Side effects may include swelling, fatigue, irritation, pain or headache. Some patients who have taken the vaccine reported chills and low-grade fever, according to former FDA chief Dr. Margaret Hamburg.
Vaccine doses bought with U.S. taxpayer dollars will be free to Americans, according to the CDC. However, vaccination providers could charge an administration fee if they chose to.
Where in San Diego Are the First Doses of the COVID-19 Vaccine Going?
What to Know
- Naval Medical Center San Diego and Naval Hospital Camp Pendleton are the first sites to receive the Pfizer COVID-19 vaccine in San Diego County.
- UC San Diego Health is also preparing to receive the vaccine.
- Rady Children's Hospital has been tapped as a storage site for the COVID-19 vaccine due to its highly secure, ultra-low-temperature freezer storage capacity.
In addition to the doses received at Naval Medical Center San Diego, Rady Children’s Hospital also received the Pfizer coronavirus vaccine Tuesday.
The facility in San Diego’s Kearny Mesa area had been tapped earlier this month by the California Department of Public Health to serve as a site to store COVID-19.
Rady Children’s Hospital is equipped with highly secure, sub-zero temperature freezer storage capacity – perfect for housing the vaccine.
The doses arrived at the hospital Tuesday morning, packed in dry ice.
Rady Children’s Hospital planned to start vaccinating critical care health care workers Tuesday afternoon.
About half of the county’s 28,000 doses expected this week arrived on Tuesday. Approximately 2,000 of those doses were received at Rady Children’s, while 2,925 doses headed to UC San Diego Medical Center.
Each of the county’s health care systems has put in their requests for the vaccine based on their needs.
As of Tuesday, the vaccine doses are scheduled to be administered as followed:
- Rady Children’s Hospital
- Naval Medical Center San Diego
- UC San Diego Health
- Naval Hospital Camp Pendleton
- Kaiser Permanente, Grantville location
- Kaiser Permanente, Kearny Mesa location
- Scripps Health
Dr. Davey Smith, MD, MAS/Head of Infectious Disease at UC San Diego, told NBC 7 Monday that he would be one of the first frontline health care workers to be given the vaccine in San Diego.
He was ready.
“I’m super hopeful,” Smith told NBC 7. “It’s like the end of the beginning of all of this mess, right?”

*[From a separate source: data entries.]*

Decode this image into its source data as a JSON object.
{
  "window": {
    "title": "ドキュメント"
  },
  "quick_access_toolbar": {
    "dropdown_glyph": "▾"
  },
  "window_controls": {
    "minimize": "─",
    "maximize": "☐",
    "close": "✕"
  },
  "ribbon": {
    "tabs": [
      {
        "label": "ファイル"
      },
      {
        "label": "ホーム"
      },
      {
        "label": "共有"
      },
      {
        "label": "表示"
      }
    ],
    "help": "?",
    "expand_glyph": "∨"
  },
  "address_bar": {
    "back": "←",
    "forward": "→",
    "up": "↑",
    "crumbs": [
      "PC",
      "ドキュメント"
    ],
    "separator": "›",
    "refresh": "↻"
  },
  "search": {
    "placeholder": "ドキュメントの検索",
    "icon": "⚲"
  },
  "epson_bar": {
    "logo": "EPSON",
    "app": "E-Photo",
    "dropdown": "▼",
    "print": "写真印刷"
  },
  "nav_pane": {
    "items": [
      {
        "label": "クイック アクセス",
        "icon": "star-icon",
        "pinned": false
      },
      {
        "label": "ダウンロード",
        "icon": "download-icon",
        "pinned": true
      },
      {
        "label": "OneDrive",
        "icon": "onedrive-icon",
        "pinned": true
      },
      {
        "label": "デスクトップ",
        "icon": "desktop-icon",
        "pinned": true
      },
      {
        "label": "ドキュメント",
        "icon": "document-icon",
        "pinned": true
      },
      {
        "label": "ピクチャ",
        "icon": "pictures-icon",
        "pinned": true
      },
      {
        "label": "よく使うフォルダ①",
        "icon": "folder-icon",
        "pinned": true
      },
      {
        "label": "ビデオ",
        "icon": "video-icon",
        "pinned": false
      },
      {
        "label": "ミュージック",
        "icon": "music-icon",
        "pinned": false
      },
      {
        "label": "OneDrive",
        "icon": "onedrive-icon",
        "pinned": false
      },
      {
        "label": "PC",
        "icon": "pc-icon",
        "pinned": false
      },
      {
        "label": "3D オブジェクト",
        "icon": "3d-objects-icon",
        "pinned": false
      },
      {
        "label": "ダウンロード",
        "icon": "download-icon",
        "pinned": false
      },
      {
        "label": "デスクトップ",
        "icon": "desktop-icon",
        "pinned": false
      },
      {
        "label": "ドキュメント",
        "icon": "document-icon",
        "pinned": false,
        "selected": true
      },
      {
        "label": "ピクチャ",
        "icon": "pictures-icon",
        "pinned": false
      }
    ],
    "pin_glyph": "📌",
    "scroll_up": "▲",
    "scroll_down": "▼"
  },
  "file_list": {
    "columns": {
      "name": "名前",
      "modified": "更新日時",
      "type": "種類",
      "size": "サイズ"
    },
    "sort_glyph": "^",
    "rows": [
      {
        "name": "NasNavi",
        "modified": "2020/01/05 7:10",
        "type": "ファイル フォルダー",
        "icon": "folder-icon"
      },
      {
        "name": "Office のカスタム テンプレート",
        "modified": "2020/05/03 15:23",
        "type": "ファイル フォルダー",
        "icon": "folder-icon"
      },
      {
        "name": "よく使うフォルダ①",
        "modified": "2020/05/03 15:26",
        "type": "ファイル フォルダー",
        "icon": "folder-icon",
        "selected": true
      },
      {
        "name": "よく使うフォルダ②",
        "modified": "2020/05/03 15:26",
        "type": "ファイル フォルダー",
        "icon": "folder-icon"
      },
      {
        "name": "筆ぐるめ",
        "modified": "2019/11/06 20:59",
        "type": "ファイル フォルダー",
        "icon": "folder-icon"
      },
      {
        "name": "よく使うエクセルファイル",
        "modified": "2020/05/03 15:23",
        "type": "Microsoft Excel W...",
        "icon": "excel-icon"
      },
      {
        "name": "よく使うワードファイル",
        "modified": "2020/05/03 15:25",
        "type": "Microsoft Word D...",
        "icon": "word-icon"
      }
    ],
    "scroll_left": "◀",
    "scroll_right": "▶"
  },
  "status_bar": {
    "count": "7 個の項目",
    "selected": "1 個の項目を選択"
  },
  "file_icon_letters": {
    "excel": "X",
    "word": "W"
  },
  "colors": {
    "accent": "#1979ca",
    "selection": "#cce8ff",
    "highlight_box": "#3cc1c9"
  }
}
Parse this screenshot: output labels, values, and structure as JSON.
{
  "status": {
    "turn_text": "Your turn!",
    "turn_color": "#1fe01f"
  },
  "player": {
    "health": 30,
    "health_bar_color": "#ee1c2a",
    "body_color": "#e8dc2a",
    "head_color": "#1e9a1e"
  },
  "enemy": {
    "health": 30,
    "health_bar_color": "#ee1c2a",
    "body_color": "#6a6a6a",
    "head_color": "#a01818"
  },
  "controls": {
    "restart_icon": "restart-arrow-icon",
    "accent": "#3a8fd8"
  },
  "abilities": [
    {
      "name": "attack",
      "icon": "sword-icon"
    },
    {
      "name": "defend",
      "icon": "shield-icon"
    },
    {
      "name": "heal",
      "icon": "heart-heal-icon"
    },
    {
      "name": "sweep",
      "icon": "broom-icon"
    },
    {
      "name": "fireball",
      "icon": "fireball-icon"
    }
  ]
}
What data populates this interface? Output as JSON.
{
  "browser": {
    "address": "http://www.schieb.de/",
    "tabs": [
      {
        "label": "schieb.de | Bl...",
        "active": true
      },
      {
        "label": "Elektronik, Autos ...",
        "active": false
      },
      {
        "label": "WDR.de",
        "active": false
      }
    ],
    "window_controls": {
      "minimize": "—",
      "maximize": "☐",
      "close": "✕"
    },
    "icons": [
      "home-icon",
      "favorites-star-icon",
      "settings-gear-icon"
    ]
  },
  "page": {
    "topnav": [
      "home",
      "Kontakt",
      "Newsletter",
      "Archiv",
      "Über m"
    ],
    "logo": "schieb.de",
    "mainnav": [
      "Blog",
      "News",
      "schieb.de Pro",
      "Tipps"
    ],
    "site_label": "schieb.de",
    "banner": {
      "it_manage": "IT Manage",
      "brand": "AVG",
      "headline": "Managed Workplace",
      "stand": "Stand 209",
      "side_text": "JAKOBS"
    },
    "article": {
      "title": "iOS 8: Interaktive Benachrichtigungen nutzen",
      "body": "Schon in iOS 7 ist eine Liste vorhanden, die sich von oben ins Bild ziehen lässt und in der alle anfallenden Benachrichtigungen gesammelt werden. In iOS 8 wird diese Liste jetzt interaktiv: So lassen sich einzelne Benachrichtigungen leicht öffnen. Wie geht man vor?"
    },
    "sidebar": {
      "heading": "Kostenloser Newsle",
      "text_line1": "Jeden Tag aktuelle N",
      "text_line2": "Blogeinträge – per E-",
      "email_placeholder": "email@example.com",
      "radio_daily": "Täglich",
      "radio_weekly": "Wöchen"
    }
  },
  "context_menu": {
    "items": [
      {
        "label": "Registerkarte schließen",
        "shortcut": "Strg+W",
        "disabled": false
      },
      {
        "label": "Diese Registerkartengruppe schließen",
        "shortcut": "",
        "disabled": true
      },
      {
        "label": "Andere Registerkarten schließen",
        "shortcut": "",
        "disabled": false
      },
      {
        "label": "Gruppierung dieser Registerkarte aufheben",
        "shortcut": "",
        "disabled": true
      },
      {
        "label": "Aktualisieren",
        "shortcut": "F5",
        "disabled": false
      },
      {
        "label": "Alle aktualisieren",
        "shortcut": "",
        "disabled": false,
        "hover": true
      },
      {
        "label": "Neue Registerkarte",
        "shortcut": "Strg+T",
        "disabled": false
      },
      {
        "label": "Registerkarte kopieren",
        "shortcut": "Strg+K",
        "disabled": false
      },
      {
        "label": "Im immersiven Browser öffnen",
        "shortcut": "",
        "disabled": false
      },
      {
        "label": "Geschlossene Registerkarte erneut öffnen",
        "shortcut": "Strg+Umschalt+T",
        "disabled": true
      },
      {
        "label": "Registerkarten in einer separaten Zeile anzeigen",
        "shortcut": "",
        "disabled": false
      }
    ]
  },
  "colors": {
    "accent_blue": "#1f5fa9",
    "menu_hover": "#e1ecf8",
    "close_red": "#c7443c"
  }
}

“My arm is ready. I’m ready,” he added.
Smith said the vaccine will add “another level of security and confidence” in San Diego’s healthcare system and, in his words, “hopefully reinvigorate us.”